**PROVIDED RECORDS**
___
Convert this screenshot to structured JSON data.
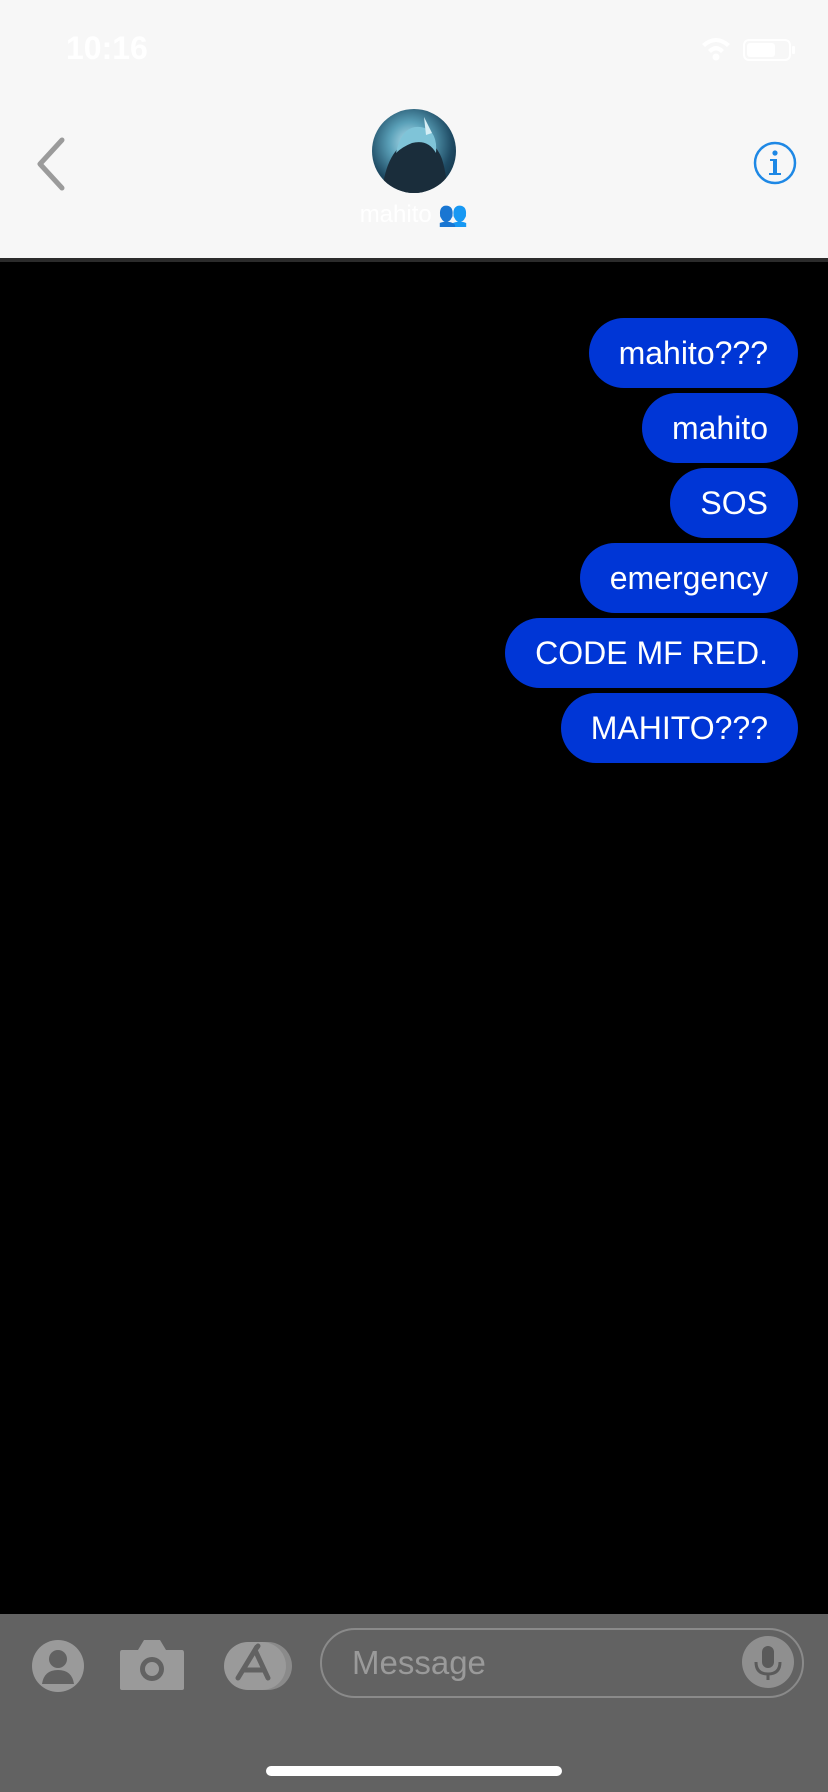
{
  "status_bar": {
    "time": "10:16"
  },
  "header": {
    "contact_name": "mahito",
    "contact_emoji": "👥"
  },
  "messages": [
    {
      "text": "mahito???"
    },
    {
      "text": "mahito"
    },
    {
      "text": "SOS"
    },
    {
      "text": "emergency"
    },
    {
      "text": "CODE MF RED."
    },
    {
      "text": "MAHITO???"
    }
  ],
  "composer": {
    "placeholder": "Message"
  },
  "colors": {
    "bubble": "#0036d6",
    "header_bg": "#f7f7f7",
    "accent": "#1e88e5",
    "input_bar_bg": "#626262"
  },
  "icons": [
    "chevron-left-icon",
    "info-icon",
    "wifi-icon",
    "battery-icon",
    "contact-icon",
    "camera-icon",
    "app-store-icon",
    "microphone-icon"
  ]
}
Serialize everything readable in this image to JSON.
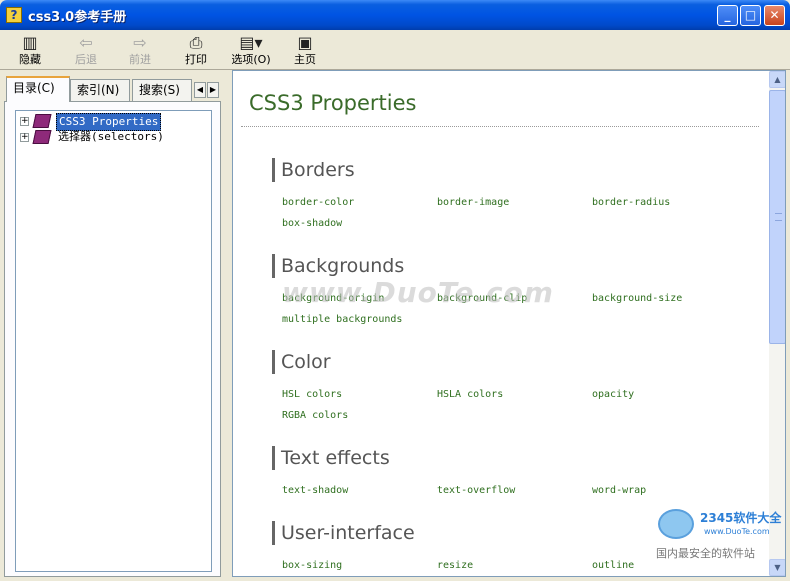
{
  "window": {
    "title": "css3.0参考手册",
    "icon": "help-file-icon",
    "minimize": "_",
    "maximize": "□",
    "close": "✕"
  },
  "toolbar": {
    "hide": {
      "label": "隐藏",
      "icon": "hide-pane-icon"
    },
    "back": {
      "label": "后退",
      "icon": "back-arrow-icon"
    },
    "forward": {
      "label": "前进",
      "icon": "forward-arrow-icon"
    },
    "print": {
      "label": "打印",
      "icon": "printer-icon"
    },
    "options": {
      "label": "选项(O)",
      "icon": "options-icon"
    },
    "home": {
      "label": "主页",
      "icon": "home-page-icon"
    }
  },
  "nav": {
    "tabs": [
      {
        "label": "目录(C)"
      },
      {
        "label": "索引(N)"
      },
      {
        "label": "搜索(S)"
      }
    ],
    "tree": [
      {
        "label": "CSS3 Properties",
        "selected": true
      },
      {
        "label": "选择器(selectors)",
        "selected": false
      }
    ]
  },
  "content": {
    "title": "CSS3 Properties",
    "sections": [
      {
        "heading": "Borders",
        "items": [
          "border-color",
          "border-image",
          "border-radius",
          "box-shadow"
        ]
      },
      {
        "heading": "Backgrounds",
        "items": [
          "background-origin",
          "background-clip",
          "background-size",
          "multiple backgrounds"
        ]
      },
      {
        "heading": "Color",
        "items": [
          "HSL colors",
          "HSLA colors",
          "opacity",
          "RGBA colors"
        ]
      },
      {
        "heading": "Text effects",
        "items": [
          "text-shadow",
          "text-overflow",
          "word-wrap"
        ]
      },
      {
        "heading": "User-interface",
        "items": [
          "box-sizing",
          "resize",
          "outline"
        ]
      }
    ]
  },
  "watermark": {
    "text": "www.DuoTe.com"
  },
  "badge": {
    "top": "2345软件大全",
    "mid": "www.DuoTe.com",
    "bottom": "国内最安全的软件站"
  },
  "colors": {
    "title_bar": "#0054e3",
    "page_title": "#3a6b2a",
    "link": "#2f6f1f",
    "selection": "#316ac5"
  }
}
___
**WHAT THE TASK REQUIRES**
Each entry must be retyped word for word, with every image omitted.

**ANSWER FOR THIS EXERCISE**
Convert this screenshot to structured JSON data.
{
  "status_bar": {
    "time": "10:16"
  },
  "header": {
    "contact_name": "mahito",
    "contact_emoji": "👥"
  },
  "messages": [
    {
      "text": "mahito???"
    },
    {
      "text": "mahito"
    },
    {
      "text": "SOS"
    },
    {
      "text": "emergency"
    },
    {
      "text": "CODE MF RED."
    },
    {
      "text": "MAHITO???"
    }
  ],
  "composer": {
    "placeholder": "Message"
  },
  "colors": {
    "bubble": "#0036d6",
    "header_bg": "#f7f7f7",
    "accent": "#1e88e5",
    "input_bar_bg": "#626262"
  },
  "icons": [
    "chevron-left-icon",
    "info-icon",
    "wifi-icon",
    "battery-icon",
    "contact-icon",
    "camera-icon",
    "app-store-icon",
    "microphone-icon"
  ]
}
Serialize everything readable in this image to JSON.
{
  "window": {
    "title": "css3.0参考手册",
    "icon": "help-file-icon",
    "minimize": "_",
    "maximize": "□",
    "close": "✕"
  },
  "toolbar": {
    "hide": {
      "label": "隐藏",
      "icon": "hide-pane-icon"
    },
    "back": {
      "label": "后退",
      "icon": "back-arrow-icon"
    },
    "forward": {
      "label": "前进",
      "icon": "forward-arrow-icon"
    },
    "print": {
      "label": "打印",
      "icon": "printer-icon"
    },
    "options": {
      "label": "选项(O)",
      "icon": "options-icon"
    },
    "home": {
      "label": "主页",
      "icon": "home-page-icon"
    }
  },
  "nav": {
    "tabs": [
      {
        "label": "目录(C)"
      },
      {
        "label": "索引(N)"
      },
      {
        "label": "搜索(S)"
      }
    ],
    "tree": [
      {
        "label": "CSS3 Properties",
        "selected": true
      },
      {
        "label": "选择器(selectors)",
        "selected": false
      }
    ]
  },
  "content": {
    "title": "CSS3 Properties",
    "sections": [
      {
        "heading": "Borders",
        "items": [
          "border-color",
          "border-image",
          "border-radius",
          "box-shadow"
        ]
      },
      {
        "heading": "Backgrounds",
        "items": [
          "background-origin",
          "background-clip",
          "background-size",
          "multiple backgrounds"
        ]
      },
      {
        "heading": "Color",
        "items": [
          "HSL colors",
          "HSLA colors",
          "opacity",
          "RGBA colors"
        ]
      },
      {
        "heading": "Text effects",
        "items": [
          "text-shadow",
          "text-overflow",
          "word-wrap"
        ]
      },
      {
        "heading": "User-interface",
        "items": [
          "box-sizing",
          "resize",
          "outline"
        ]
      }
    ]
  },
  "watermark": {
    "text": "www.DuoTe.com"
  },
  "badge": {
    "top": "2345软件大全",
    "mid": "www.DuoTe.com",
    "bottom": "国内最安全的软件站"
  },
  "colors": {
    "title_bar": "#0054e3",
    "page_title": "#3a6b2a",
    "link": "#2f6f1f",
    "selection": "#316ac5"
  }
}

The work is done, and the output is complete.